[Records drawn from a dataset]
● ● ● ● ●

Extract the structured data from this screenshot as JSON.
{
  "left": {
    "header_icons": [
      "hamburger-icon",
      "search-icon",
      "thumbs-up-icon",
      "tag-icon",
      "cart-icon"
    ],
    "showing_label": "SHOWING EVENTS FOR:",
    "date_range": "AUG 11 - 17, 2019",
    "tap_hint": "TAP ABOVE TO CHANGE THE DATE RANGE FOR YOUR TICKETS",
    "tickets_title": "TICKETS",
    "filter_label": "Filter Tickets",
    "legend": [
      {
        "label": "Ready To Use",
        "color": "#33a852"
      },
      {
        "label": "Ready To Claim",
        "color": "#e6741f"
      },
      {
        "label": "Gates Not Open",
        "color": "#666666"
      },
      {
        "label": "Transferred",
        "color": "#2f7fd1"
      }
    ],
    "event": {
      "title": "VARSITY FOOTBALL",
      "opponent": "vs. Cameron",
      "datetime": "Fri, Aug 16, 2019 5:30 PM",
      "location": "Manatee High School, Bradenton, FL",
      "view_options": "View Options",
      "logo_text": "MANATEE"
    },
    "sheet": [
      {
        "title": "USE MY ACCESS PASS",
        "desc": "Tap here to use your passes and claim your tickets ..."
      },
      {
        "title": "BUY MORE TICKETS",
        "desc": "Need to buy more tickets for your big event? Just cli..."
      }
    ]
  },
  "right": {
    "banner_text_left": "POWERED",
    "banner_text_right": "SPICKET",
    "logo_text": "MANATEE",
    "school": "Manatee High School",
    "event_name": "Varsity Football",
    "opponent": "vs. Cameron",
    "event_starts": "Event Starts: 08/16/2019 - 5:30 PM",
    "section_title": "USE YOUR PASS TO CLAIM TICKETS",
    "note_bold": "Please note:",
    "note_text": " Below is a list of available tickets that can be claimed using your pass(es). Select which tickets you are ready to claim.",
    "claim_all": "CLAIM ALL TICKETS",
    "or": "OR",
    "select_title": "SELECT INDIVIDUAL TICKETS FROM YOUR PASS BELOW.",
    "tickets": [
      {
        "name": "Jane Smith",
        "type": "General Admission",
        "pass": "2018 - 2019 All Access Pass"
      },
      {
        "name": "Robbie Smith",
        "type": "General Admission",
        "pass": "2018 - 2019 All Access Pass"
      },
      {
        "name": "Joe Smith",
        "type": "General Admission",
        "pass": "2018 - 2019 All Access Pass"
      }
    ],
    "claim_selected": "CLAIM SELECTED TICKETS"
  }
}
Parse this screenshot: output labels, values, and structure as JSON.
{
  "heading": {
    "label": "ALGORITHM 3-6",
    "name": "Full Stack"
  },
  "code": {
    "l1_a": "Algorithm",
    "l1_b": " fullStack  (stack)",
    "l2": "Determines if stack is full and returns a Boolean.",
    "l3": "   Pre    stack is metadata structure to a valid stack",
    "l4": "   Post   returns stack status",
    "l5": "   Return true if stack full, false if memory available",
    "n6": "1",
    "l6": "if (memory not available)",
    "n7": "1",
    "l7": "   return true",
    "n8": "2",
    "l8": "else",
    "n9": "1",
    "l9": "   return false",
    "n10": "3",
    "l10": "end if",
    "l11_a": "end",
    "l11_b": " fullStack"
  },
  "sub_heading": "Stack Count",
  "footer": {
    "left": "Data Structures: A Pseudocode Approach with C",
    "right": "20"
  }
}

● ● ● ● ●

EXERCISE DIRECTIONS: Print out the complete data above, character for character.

RESPONSE TO THIS EXERCISE:
Extract the structured data from this screenshot as JSON.
{
  "left": {
    "header_icons": [
      "hamburger-icon",
      "search-icon",
      "thumbs-up-icon",
      "tag-icon",
      "cart-icon"
    ],
    "showing_label": "SHOWING EVENTS FOR:",
    "date_range": "AUG 11 - 17, 2019",
    "tap_hint": "TAP ABOVE TO CHANGE THE DATE RANGE FOR YOUR TICKETS",
    "tickets_title": "TICKETS",
    "filter_label": "Filter Tickets",
    "legend": [
      {
        "label": "Ready To Use",
        "color": "#33a852"
      },
      {
        "label": "Ready To Claim",
        "color": "#e6741f"
      },
      {
        "label": "Gates Not Open",
        "color": "#666666"
      },
      {
        "label": "Transferred",
        "color": "#2f7fd1"
      }
    ],
    "event": {
      "title": "VARSITY FOOTBALL",
      "opponent": "vs. Cameron",
      "datetime": "Fri, Aug 16, 2019 5:30 PM",
      "location": "Manatee High School, Bradenton, FL",
      "view_options": "View Options",
      "logo_text": "MANATEE"
    },
    "sheet": [
      {
        "title": "USE MY ACCESS PASS",
        "desc": "Tap here to use your passes and claim your tickets ..."
      },
      {
        "title": "BUY MORE TICKETS",
        "desc": "Need to buy more tickets for your big event? Just cli..."
      }
    ]
  },
  "right": {
    "banner_text_left": "POWERED",
    "banner_text_right": "SPICKET",
    "logo_text": "MANATEE",
    "school": "Manatee High School",
    "event_name": "Varsity Football",
    "opponent": "vs. Cameron",
    "event_starts": "Event Starts: 08/16/2019 - 5:30 PM",
    "section_title": "USE YOUR PASS TO CLAIM TICKETS",
    "note_bold": "Please note:",
    "note_text": " Below is a list of available tickets that can be claimed using your pass(es). Select which tickets you are ready to claim.",
    "claim_all": "CLAIM ALL TICKETS",
    "or": "OR",
    "select_title": "SELECT INDIVIDUAL TICKETS FROM YOUR PASS BELOW.",
    "tickets": [
      {
        "name": "Jane Smith",
        "type": "General Admission",
        "pass": "2018 - 2019 All Access Pass"
      },
      {
        "name": "Robbie Smith",
        "type": "General Admission",
        "pass": "2018 - 2019 All Access Pass"
      },
      {
        "name": "Joe Smith",
        "type": "General Admission",
        "pass": "2018 - 2019 All Access Pass"
      }
    ],
    "claim_selected": "CLAIM SELECTED TICKETS"
  }
}
Parse this screenshot: output labels, values, and structure as JSON.
{
  "heading": {
    "label": "ALGORITHM 3-6",
    "name": "Full Stack"
  },
  "code": {
    "l1_a": "Algorithm",
    "l1_b": " fullStack  (stack)",
    "l2": "Determines if stack is full and returns a Boolean.",
    "l3": "   Pre    stack is metadata structure to a valid stack",
    "l4": "   Post   returns stack status",
    "l5": "   Return true if stack full, false if memory available",
    "n6": "1",
    "l6": "if (memory not available)",
    "n7": "1",
    "l7": "   return true",
    "n8": "2",
    "l8": "else",
    "n9": "1",
    "l9": "   return false",
    "n10": "3",
    "l10": "end if",
    "l11_a": "end",
    "l11_b": " fullStack"
  },
  "sub_heading": "Stack Count",
  "footer": {
    "left": "Data Structures: A Pseudocode Approach with C",
    "right": "20"
  }
}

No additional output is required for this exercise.